The wave of anti-Muslim rhetoric in American politics is reaching school communities. Educators should be ready to respond.
Sigal Ben-Porath, a Penn GSE professor of Education, Culture, and Society, and Thea Renda Abu El-Haj, a Penn GSE graduate now teaching at the Graduate School of Education at Rutgers University, believe schools have a responsibility to respond to hate speech which targets students based on characteristics such as their religion, race or sexuality. They offer ways to begin the conversation that is needed today in response to caustic anti-Muslim rhetoric.
Give students a full portrait

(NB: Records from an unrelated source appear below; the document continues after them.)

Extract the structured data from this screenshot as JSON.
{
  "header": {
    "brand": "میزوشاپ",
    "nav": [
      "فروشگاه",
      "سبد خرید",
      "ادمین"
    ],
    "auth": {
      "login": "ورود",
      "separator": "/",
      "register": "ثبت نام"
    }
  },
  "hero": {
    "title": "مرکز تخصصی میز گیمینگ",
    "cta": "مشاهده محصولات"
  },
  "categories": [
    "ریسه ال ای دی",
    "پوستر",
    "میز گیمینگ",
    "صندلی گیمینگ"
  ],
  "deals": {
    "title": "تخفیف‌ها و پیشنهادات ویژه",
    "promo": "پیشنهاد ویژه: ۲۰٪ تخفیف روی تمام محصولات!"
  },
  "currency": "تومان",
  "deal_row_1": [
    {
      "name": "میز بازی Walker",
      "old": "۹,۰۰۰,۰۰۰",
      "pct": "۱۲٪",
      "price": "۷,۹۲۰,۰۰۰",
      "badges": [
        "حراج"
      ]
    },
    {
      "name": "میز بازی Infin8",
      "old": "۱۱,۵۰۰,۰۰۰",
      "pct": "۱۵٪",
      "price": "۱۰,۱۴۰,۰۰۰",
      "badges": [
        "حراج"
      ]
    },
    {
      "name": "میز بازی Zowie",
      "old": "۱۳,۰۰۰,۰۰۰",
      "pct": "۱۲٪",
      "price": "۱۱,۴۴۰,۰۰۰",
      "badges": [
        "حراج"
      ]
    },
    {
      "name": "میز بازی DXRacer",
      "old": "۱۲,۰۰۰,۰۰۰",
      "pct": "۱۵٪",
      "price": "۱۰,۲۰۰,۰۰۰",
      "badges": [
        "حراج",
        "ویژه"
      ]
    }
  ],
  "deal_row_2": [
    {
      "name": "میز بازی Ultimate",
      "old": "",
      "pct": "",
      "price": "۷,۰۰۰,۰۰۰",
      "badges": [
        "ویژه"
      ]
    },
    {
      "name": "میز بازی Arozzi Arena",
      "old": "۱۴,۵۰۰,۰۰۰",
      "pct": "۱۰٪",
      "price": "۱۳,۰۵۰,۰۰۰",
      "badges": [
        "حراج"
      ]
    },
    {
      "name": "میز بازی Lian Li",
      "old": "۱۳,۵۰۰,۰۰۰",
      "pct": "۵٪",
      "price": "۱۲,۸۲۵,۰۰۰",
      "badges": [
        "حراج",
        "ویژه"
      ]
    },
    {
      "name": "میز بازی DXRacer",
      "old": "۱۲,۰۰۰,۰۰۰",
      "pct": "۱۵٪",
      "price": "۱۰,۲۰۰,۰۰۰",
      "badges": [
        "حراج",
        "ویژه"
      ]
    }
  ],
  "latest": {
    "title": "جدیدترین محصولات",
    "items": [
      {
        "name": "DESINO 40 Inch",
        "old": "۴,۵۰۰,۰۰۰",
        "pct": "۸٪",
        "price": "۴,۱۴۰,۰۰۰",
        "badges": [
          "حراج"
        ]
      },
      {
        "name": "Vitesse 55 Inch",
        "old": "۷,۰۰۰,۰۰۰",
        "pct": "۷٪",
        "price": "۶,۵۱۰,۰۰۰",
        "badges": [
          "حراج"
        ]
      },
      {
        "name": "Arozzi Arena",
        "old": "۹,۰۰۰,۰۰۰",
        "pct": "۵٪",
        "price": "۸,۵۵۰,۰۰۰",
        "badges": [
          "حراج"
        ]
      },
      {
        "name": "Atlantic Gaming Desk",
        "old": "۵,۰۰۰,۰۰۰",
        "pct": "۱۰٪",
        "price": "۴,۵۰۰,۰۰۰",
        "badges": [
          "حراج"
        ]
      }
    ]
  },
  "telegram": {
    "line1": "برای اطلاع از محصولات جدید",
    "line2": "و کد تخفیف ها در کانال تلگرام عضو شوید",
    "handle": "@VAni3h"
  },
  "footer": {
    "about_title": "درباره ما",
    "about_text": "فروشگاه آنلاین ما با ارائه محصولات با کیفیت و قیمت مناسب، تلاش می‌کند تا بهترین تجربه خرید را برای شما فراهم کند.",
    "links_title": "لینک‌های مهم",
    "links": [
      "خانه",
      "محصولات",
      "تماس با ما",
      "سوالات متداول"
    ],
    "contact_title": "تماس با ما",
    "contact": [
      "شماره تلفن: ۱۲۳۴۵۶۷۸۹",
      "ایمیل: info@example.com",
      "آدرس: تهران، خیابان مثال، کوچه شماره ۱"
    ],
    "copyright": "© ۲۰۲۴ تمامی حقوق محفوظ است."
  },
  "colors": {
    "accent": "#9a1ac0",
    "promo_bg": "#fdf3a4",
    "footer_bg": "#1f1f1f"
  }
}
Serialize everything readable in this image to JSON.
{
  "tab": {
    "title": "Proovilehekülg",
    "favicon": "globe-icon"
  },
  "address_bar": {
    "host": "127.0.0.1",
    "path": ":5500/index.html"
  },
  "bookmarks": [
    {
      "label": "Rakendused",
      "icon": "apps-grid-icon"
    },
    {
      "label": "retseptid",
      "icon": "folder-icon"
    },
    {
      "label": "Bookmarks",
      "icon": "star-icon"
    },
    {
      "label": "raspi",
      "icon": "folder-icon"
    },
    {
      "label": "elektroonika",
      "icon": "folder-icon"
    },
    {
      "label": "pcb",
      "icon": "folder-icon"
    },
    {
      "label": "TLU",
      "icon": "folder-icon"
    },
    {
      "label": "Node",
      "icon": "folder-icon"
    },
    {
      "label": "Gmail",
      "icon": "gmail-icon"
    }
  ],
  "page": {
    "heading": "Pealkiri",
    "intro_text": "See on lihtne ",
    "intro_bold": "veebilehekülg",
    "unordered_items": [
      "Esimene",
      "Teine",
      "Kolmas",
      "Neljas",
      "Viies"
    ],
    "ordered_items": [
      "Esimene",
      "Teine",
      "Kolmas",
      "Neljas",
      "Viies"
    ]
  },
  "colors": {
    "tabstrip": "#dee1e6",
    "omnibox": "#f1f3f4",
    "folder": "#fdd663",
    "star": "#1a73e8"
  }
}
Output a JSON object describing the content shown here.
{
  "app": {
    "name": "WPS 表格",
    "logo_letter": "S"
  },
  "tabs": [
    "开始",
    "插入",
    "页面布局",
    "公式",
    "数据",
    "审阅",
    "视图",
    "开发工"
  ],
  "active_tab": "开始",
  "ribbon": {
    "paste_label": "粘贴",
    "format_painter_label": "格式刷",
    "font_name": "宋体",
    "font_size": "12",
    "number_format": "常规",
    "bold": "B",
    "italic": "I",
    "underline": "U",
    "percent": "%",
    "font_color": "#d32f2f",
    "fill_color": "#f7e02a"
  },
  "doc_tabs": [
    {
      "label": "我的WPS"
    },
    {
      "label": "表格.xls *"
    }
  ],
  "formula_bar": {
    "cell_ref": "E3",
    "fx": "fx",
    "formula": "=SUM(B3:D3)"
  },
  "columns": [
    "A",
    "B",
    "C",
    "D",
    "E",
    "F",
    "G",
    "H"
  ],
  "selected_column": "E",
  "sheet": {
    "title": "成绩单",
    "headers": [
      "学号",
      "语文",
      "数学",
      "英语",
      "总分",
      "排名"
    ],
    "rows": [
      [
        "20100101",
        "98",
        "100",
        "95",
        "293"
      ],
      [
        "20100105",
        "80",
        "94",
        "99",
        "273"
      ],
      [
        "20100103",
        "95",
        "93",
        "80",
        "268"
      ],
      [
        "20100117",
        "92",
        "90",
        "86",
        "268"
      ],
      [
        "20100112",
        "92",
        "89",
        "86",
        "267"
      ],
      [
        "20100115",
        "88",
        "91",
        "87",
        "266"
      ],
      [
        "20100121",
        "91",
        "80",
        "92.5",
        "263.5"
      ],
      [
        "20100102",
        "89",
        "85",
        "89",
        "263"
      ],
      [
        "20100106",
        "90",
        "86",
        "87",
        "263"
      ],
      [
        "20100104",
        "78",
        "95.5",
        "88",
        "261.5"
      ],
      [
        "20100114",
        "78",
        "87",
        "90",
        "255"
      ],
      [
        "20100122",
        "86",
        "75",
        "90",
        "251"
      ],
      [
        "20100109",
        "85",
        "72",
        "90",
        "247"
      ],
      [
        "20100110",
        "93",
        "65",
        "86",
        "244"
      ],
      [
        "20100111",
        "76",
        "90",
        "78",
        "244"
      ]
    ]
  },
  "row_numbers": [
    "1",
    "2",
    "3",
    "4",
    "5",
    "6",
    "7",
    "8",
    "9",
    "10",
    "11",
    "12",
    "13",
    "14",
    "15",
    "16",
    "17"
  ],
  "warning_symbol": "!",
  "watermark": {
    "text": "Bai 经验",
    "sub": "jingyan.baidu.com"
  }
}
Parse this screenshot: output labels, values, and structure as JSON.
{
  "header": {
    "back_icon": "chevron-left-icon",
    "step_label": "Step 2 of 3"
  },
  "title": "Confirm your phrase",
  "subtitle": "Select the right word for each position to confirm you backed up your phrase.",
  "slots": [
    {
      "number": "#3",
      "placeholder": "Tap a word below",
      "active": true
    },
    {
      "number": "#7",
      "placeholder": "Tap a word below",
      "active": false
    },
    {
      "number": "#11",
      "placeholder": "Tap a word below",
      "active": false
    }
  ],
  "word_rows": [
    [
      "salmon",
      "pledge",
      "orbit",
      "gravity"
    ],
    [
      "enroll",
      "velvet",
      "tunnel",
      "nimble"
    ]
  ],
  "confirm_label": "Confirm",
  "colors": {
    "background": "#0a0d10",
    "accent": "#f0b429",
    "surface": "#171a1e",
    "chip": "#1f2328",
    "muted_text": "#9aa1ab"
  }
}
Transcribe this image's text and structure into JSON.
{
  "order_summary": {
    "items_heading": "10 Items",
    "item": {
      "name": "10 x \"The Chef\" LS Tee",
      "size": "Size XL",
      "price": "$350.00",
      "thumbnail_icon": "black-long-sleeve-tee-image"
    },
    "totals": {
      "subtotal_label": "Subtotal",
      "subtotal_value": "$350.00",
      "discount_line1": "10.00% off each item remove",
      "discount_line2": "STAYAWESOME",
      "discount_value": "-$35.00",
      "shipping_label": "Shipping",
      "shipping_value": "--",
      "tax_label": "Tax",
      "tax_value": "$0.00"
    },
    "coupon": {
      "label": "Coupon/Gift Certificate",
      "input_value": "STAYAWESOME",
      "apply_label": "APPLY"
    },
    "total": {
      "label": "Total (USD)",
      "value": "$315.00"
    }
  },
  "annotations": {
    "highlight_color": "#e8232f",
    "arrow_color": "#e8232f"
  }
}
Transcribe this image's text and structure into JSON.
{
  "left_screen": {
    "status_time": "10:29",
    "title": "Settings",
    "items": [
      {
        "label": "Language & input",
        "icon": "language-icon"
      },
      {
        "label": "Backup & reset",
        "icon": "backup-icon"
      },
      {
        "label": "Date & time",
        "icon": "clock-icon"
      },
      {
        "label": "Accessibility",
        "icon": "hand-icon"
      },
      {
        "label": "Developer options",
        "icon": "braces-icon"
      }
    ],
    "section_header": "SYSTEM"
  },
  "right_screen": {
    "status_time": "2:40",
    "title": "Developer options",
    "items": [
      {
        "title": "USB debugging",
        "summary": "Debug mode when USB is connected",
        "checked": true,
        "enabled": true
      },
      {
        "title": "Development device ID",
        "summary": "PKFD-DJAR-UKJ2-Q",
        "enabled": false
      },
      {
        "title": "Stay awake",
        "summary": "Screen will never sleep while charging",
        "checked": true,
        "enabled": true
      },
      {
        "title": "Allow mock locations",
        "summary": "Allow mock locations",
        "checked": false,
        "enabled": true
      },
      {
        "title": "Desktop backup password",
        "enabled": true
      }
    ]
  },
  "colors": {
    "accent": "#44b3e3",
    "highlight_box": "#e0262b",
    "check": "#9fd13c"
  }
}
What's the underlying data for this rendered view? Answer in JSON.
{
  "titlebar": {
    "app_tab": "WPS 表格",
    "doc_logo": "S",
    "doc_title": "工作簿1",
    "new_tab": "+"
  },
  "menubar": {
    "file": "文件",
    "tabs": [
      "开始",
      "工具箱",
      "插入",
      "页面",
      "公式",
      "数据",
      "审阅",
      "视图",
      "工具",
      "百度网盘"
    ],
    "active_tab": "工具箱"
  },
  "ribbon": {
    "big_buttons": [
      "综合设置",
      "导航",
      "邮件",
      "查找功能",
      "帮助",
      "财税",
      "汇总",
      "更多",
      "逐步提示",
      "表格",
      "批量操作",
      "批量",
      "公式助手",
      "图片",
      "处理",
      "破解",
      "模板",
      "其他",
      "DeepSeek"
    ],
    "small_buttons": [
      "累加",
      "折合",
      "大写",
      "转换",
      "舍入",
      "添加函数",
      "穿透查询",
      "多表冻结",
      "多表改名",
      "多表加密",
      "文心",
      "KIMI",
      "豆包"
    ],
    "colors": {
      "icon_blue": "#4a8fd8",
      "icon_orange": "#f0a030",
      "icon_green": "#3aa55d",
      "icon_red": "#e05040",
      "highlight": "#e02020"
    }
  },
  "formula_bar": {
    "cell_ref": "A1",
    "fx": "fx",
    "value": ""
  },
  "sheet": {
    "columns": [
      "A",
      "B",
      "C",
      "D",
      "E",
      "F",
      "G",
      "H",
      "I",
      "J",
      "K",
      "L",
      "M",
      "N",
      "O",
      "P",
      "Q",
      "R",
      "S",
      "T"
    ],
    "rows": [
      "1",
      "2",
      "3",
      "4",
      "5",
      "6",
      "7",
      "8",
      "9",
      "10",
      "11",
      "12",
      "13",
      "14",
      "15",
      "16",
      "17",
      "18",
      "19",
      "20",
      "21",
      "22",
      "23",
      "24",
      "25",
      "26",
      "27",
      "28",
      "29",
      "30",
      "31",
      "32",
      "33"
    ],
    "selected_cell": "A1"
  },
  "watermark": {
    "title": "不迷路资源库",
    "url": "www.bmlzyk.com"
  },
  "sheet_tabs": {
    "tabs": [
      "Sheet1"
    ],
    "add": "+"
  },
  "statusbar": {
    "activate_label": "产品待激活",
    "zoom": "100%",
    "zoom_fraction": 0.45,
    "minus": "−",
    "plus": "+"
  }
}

Too often, Muslims communities are either ignored in school curriculum or only discussed in the context of terrorism. Neither is productive for Muslim students or for helping all students understand the world around them. Instead, teach your students about the diversity of Muslim communities and Muslim-majority countries. Emphasize the broad spectrum of Muslim communities just within the United States: Families that have lived in country for generations, men and women who have converted, as well as immigrants and refugees from many countries.
Listen to your students
Muslim students might feel under attack, and as such they need your support and guidance. But they are more than just “at-risk students.” Respect them as individuals. Their experiences and knowledge can enrich the school community, as diverse student bodies often do. But be careful not to expect one student — or a fellow teacher — to represent Islam or the Muslim community. That’s not fair to either them or the community. Think about it: You wouldn’t ask a Christian student to represent the entire Christian faith or all its followers.
Don't draw lines
Be sure not to treat American Muslims as “good Muslims” while ignoring or demonizing Muslims in other countries. It’s important to reinforce that our democratic principles value respect for all peoples that make up our country. In doing so, don’t draw a false contrast with the “Muslim world” that is unfortunately portrayed as a shadowy place characterized by violence and oppression.
Educators understand it’s important to support their Muslim students. But that support (“He/She is one of us!”) can ring hollow if it doesn’t recognize that many American Muslims have a real connection to people living in countries that remain demonized in the public imagination.
Teach about Muslim communities even in the absence of Muslim students
Including lessons about Muslim communities is crucial, whether or not you believe there are Muslims in your school. Anti-Muslim rhetoric, like many other forms of hate, thrives on ignorance. By teaching your students about the diversity of the Muslim communities, you help them resist stereotypes and prejudice.